**What you are asked to do**
Each entry has to be copied exactly, with nothing missed.

**Data**
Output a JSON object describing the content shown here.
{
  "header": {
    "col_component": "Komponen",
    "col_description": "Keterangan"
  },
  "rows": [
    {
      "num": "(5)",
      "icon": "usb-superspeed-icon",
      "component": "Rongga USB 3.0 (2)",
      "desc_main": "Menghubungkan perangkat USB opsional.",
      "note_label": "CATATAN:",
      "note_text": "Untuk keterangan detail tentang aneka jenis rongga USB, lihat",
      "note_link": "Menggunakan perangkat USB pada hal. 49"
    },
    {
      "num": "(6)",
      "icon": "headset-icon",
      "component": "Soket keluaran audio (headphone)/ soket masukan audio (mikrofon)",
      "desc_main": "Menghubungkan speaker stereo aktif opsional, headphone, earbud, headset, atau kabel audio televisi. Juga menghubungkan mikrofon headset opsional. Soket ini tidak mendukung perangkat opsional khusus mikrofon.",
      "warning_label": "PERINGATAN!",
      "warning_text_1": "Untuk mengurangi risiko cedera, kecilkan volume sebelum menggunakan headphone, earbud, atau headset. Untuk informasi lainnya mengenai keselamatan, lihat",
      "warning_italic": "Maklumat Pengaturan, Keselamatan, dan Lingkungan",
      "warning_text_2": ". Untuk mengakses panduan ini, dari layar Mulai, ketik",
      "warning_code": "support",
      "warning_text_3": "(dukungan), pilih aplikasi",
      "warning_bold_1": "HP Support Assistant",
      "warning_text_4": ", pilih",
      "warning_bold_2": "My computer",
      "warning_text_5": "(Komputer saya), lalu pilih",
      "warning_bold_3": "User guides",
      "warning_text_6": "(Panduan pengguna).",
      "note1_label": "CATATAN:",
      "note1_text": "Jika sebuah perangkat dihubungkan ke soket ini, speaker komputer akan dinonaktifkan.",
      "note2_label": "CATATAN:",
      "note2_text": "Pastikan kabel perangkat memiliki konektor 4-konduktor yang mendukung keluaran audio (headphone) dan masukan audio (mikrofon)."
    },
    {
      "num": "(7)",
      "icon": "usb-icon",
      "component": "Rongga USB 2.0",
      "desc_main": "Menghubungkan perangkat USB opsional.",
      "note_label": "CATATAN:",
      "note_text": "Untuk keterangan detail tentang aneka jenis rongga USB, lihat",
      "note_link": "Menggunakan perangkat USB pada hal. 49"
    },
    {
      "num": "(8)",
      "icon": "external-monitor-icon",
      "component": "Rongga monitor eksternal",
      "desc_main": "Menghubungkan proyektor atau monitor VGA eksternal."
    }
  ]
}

**Exercise solution**
Output a JSON object describing the content shown here.
{
  "header": {
    "col_component": "Komponen",
    "col_description": "Keterangan"
  },
  "rows": [
    {
      "num": "(5)",
      "icon": "usb-superspeed-icon",
      "component": "Rongga USB 3.0 (2)",
      "desc_main": "Menghubungkan perangkat USB opsional.",
      "note_label": "CATATAN:",
      "note_text": "Untuk keterangan detail tentang aneka jenis rongga USB, lihat",
      "note_link": "Menggunakan perangkat USB pada hal. 49"
    },
    {
      "num": "(6)",
      "icon": "headset-icon",
      "component": "Soket keluaran audio (headphone)/ soket masukan audio (mikrofon)",
      "desc_main": "Menghubungkan speaker stereo aktif opsional, headphone, earbud, headset, atau kabel audio televisi. Juga menghubungkan mikrofon headset opsional. Soket ini tidak mendukung perangkat opsional khusus mikrofon.",
      "warning_label": "PERINGATAN!",
      "warning_text_1": "Untuk mengurangi risiko cedera, kecilkan volume sebelum menggunakan headphone, earbud, atau headset. Untuk informasi lainnya mengenai keselamatan, lihat",
      "warning_italic": "Maklumat Pengaturan, Keselamatan, dan Lingkungan",
      "warning_text_2": ". Untuk mengakses panduan ini, dari layar Mulai, ketik",
      "warning_code": "support",
      "warning_text_3": "(dukungan), pilih aplikasi",
      "warning_bold_1": "HP Support Assistant",
      "warning_text_4": ", pilih",
      "warning_bold_2": "My computer",
      "warning_text_5": "(Komputer saya), lalu pilih",
      "warning_bold_3": "User guides",
      "warning_text_6": "(Panduan pengguna).",
      "note1_label": "CATATAN:",
      "note1_text": "Jika sebuah perangkat dihubungkan ke soket ini, speaker komputer akan dinonaktifkan.",
      "note2_label": "CATATAN:",
      "note2_text": "Pastikan kabel perangkat memiliki konektor 4-konduktor yang mendukung keluaran audio (headphone) dan masukan audio (mikrofon)."
    },
    {
      "num": "(7)",
      "icon": "usb-icon",
      "component": "Rongga USB 2.0",
      "desc_main": "Menghubungkan perangkat USB opsional.",
      "note_label": "CATATAN:",
      "note_text": "Untuk keterangan detail tentang aneka jenis rongga USB, lihat",
      "note_link": "Menggunakan perangkat USB pada hal. 49"
    },
    {
      "num": "(8)",
      "icon": "external-monitor-icon",
      "component": "Rongga monitor eksternal",
      "desc_main": "Menghubungkan proyektor atau monitor VGA eksternal."
    }
  ]
}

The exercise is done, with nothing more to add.